Payday-loan shops are normal in states where they have been appropriate. They feature cash-strapped workers improvements of some hundred bucks, become paid back from the next payday, generally billing about $20 for every single $100 lent. Most states limit the size or expense associated with loans and about a dozen ban them completely.
That created the opportunity for Hallinan. In 1997, he approached County Bank of Rehoboth Beach, Del., to see in the event that company would assist him make pay day loans within the phone in states with limitations, based on papers filed in a lawsuit that is civil six years later on up against the bank and organizations owned by Hallinan and Rubin. The way it is ended up being filed by Eliot Spitzer, then ny’s attorney general.
Banks which can be certified in states that enable high rates of interest on short-term loans, such as for example Delaware, may lend to clients over the national nation making use of those limitations.
Hallinan and County Bank hit a deal under that your bank is the loan provider written down in return for a charge, while Hallinan’s businesses would run the continuing company and make the bulk of the gains, based on papers filed in the event.
Clients would fax over their pay stubs, and Tele-Ca$h would deposit cash inside their reports, withdraw it two then days later on, along with fees that surpassed 500 % on an annualized foundation, in accordance with Spitzer. Tele-Ca$h began loans that are offering whilst the Web became a lot more popular.
Hallinan introduced Rubin along with other lenders that are payday County Bank, plus the company shot to popularity, making the nickname “rent-a-bank.” That caught the interest of regulators. Spitzer filed their lawsuit in 2003, calling County Bank “a front side for the unlawful loansharking procedure.”
County Bank in addition to companies owned by Hallinan and Rubin settled the newest York lawsuit in 2008 for $5.5 million, without admitting or wrongdoing that is denying. David Gillan, County Bank’s current ceo, would not react to a message comment that is seeking.
Hallinan didn’t attempted to evade the law, relating to Hilary Miller, the attorney whom represented him in case.

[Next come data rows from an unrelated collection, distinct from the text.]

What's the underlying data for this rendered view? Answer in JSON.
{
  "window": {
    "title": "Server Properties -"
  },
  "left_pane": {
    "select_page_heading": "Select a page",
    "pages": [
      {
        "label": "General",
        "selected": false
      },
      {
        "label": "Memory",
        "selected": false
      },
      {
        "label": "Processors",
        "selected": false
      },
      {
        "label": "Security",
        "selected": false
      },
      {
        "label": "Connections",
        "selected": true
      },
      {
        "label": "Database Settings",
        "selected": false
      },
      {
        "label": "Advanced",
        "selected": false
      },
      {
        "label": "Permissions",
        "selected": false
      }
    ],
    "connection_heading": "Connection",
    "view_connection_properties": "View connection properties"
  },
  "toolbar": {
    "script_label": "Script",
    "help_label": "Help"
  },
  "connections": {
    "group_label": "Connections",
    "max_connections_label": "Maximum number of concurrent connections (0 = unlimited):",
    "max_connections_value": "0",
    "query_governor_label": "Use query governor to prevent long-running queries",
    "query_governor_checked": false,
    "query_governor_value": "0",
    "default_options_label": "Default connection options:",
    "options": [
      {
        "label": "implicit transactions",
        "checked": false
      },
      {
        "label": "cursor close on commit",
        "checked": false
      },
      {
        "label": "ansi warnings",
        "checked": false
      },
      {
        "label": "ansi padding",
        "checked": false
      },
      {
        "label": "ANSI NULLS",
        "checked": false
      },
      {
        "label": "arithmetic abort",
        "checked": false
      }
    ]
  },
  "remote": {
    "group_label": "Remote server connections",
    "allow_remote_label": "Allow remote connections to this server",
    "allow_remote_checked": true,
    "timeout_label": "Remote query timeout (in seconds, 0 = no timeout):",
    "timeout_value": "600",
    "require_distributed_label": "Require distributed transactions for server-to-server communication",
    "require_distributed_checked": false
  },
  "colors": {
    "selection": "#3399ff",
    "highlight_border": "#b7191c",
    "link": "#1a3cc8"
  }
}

“The law ended up being pretty clear that the lender was the financial institution,” Miller said in a phone interview. “He had been because astonished as we had been that the newest York attorney general sued him.”